The well-known HSBC Bank that continuously promotes their knowledge of different cultures across the world through their adverts found that one marketing technique backfired in 2009 when their slogan “Assume Nothing” was translated as “Do Nothing” – which is exactly what the customers did and is definitely not what they hoped for.

We all know the strap line of KFC is “Finger-lickin’ good” yet when the brand was taken to China in the late 1980s it was translated to “Eat Your Fingers Off” which is, oddly enough, not a strap line the Chinese wanted to see when going out for a fried chicken bargain bucket with friends.

Another ‘less attractive’ motto was for Coors beers from America, whose strap line is “Turn It Loose”, meaning to relax with a beer and not meaning “Suffer from Diarrhoea” as it was translated into for Spain. It certainly made a memorial mark in Spain, but sadly not for the right reasons.

Ford is a pretty well known brand of cars, you think they’d have the money and sense to check if their brand worked when translated wouldn’t you? Sadly not; Ford launched an ad campaign across Europe, the message was meant to read “Every car has a high-quality body”, instead it read “Every car has a high-quality corpse” when translated and sadly wasn’t something Europeans wanted with their new car.

Braniff Airlines decided to go upmarket and they started hyping up their new leather seats as added luxury when you fly. Their slogan to promote their leather seats was “Fly in Leather” but when translated for Mexico the expression meant “Fly Naked” and as much as this was of interest to some flyers, sadly this was not the message the airline company was trying to get across.

Sometimes it isn’t what you say but it’s what you see and that is why it is recommended that you use a professional translation company when looking at going overseas with your business. Only by this means can you know are safe and that your message will be understood. Sadly Pampers got it right with the words, but wrong with the pictures. When they started selling nappies in Japan they used the traditional image of the stork delivering the baby on all the packaging, but this led to much confusion as Japanese people believe babies arrive on giant floating peaches, as per Japanese folklore – they had never heard of storks bringing babies.

These are just some of the very costly errors that have taken place around the globe; these are large well-known companies that didn’t think to double check.
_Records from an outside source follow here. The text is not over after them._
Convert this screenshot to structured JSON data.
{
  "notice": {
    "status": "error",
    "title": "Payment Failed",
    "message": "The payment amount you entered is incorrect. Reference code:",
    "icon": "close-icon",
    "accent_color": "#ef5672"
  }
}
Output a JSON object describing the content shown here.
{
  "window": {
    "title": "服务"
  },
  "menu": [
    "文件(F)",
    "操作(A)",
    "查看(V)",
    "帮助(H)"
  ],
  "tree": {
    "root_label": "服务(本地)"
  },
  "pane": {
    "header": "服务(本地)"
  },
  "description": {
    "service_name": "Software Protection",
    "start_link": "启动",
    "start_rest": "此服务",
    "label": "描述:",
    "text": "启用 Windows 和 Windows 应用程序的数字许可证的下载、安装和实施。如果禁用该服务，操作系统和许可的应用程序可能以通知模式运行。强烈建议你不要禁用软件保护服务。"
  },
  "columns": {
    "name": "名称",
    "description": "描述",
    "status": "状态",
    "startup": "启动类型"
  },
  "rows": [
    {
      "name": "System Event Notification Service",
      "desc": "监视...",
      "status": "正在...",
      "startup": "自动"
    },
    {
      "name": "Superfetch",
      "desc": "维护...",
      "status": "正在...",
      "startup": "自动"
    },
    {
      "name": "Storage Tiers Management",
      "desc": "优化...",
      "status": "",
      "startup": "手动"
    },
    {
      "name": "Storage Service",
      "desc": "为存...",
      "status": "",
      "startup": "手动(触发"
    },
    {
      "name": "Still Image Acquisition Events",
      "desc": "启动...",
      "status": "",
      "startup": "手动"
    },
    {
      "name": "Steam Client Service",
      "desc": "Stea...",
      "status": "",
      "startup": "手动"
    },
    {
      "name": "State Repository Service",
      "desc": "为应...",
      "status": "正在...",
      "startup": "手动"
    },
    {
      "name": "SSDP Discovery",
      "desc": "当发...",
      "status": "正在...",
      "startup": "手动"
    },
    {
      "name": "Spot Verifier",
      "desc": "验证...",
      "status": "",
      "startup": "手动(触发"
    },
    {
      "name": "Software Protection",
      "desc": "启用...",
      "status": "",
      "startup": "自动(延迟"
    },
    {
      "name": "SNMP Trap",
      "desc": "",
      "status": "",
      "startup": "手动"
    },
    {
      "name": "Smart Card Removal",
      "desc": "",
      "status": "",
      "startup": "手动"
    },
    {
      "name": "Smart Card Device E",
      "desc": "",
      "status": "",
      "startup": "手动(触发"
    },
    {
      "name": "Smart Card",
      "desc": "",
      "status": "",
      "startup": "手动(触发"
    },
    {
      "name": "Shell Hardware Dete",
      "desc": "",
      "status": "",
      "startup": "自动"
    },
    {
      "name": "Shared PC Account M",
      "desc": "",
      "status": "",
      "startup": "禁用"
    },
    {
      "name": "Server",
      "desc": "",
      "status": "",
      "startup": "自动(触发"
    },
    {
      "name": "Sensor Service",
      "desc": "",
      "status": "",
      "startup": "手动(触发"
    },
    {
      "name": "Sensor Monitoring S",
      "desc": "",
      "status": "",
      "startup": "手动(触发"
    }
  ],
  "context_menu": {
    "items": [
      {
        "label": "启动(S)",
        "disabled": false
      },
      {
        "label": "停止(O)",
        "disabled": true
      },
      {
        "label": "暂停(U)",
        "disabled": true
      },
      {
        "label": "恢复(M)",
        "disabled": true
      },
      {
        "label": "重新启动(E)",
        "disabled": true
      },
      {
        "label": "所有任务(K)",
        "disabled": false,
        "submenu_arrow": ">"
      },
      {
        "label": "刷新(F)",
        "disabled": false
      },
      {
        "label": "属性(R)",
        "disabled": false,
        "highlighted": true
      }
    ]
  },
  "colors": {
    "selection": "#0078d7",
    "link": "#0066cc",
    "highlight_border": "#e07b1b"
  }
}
If you are looking at expanding overseas why not drop us a line and we can check your branding for you.


Please note, these examples came from;